Jones is the biggest and longest prospect at the Senior Bowl (6-foot-8, 375 pounds). He looked like a mountain of a man on the practice field Tuesday. I have some concerns about the way Jones redirects his weight and keeps his balance against movement up front, but he had a rock-solid performance in his first practice of the week. In both his run-blocking and pass-protection reps, he was effective in using his frame against opponents. The former Buckeye was able to envelop and halt his challengers more times than not.

Schmitz came into the week with a chance to challenge for the title of top center in the draft. He might leave Mobile with that title and put himself squarely in the conversation for Round 1. Schmitz showed off plenty of core strength and leverage to battle against stronger players. He might be more than just a zone-scheme center — the ability to play in multiple schemes would elevate his draft stock.

Zierlein added Oregon State University tight end Luke Musgrave was another offensive standout. He wrote:

Musgrave was already considered one of the better tight ends in a strong class at the position this year, but I came away even more impressed after getting a chance to see him in person for the first time on Tuesday.

He has a well-proportioned 255-pound frame that made him stand out from the rest of the players in his Senior Bowl position group. He's coming back from a knee injury that limited him to two games last season and was cleared to run routes just a few weeks ago, but you would never know it based on the way he buzzed around the field in Mobile.

Kirk Cousins, Justin Jefferson, Za'Darius Smith, T.J. Hockenson, Andrew DePaola, Dalvin Cook and Danielle Hunter are representing the Vikings at the 2023 Pro Bowl Games.

Edholm, meanwhile, noted Texas Christian University quarterback and Heisman Trophy finalist Max Duggan and University of Michigan wide receiver Ronnie Bell overcame early obstacles for an overall strong outing. He wrote:

Duggan started slowly in individual work and had his pass jumped by Alabama's DeMarcco Hellams for an interception in 7-on-7 work.

But in full-team reps, Duggan started to shine. He completed all five of his passes in the session, twice sidestepping the rush to find Ole Miss wide receiver Jonathan Mingo, who also had a good day.

It was a nice start to the week for Duggan, an unorthodox passer who nonetheless has helped his stock noticeably over the past six months.

Bell battled through a dropped catch before showing improvements later in the day.

[Bell] showed the ability to adjust to off-target throws and catch balls outside his frame. Bell said the latter was something he especially wanted to display this week.

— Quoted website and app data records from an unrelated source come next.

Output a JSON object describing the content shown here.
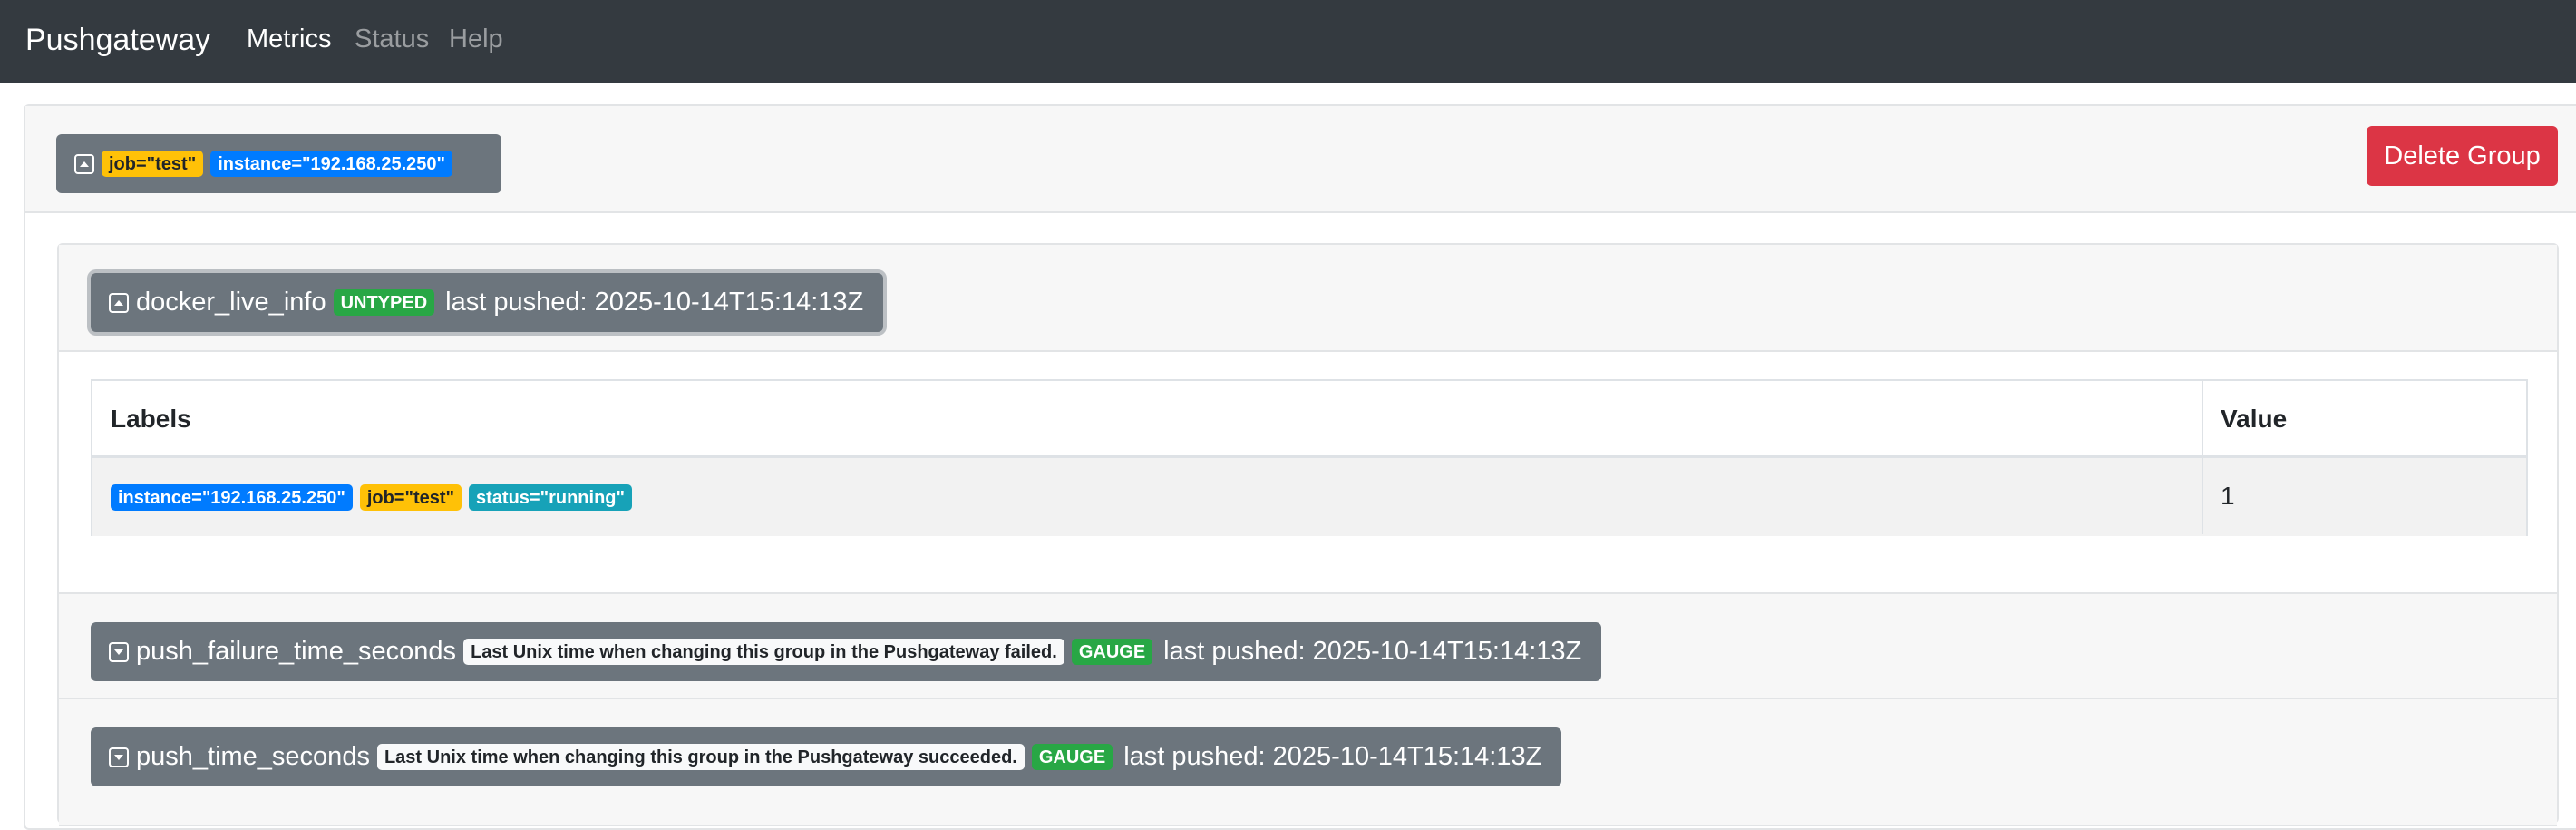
{
  "navbar": {
    "brand": "Pushgateway",
    "links": [
      {
        "label": "Metrics",
        "active": true
      },
      {
        "label": "Status",
        "active": false
      },
      {
        "label": "Help",
        "active": false
      }
    ]
  },
  "group": {
    "labels": [
      {
        "text": "job=\"test\"",
        "style": "warning"
      },
      {
        "text": "instance=\"192.168.25.250\"",
        "style": "primary"
      }
    ],
    "delete_label": "Delete Group"
  },
  "metrics": [
    {
      "name": "docker_live_info",
      "type_badge": "UNTYPED",
      "help": "",
      "last_pushed": "last pushed: 2025-10-14T15:14:13Z",
      "expanded": true,
      "table": {
        "headers": [
          "Labels",
          "Value"
        ],
        "rows": [
          {
            "labels": [
              "instance=\"192.168.25.250\"",
              "job=\"test\"",
              "status=\"running\""
            ],
            "value": "1"
          }
        ]
      }
    },
    {
      "name": "push_failure_time_seconds",
      "type_badge": "GAUGE",
      "help": "Last Unix time when changing this group in the Pushgateway failed.",
      "last_pushed": "last pushed: 2025-10-14T15:14:13Z",
      "expanded": false
    },
    {
      "name": "push_time_seconds",
      "type_badge": "GAUGE",
      "help": "Last Unix time when changing this group in the Pushgateway succeeded.",
      "last_pushed": "last pushed: 2025-10-14T15:14:13Z",
      "expanded": false
    }
  ],
  "colors": {
    "navbar": "#343a40",
    "secondary": "#6c757d",
    "danger": "#dc3545",
    "warning": "#ffc107",
    "primary": "#007bff",
    "info": "#17a2b8",
    "success": "#28a745"
  },
  "icons": {
    "collapse": "caret-up-square-icon",
    "expand": "caret-down-square-icon"
  }
}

"Without a doubt," Bell said, "it's got to be in my heart, you know, to be able to catch anything thrown at me, so if it's close, I definitely have to put it on display that I can do that. I'm not the biggest guy (5-foot-11, 192 pounds), but I have the reach (31 1/8-inch arms) to make those plays."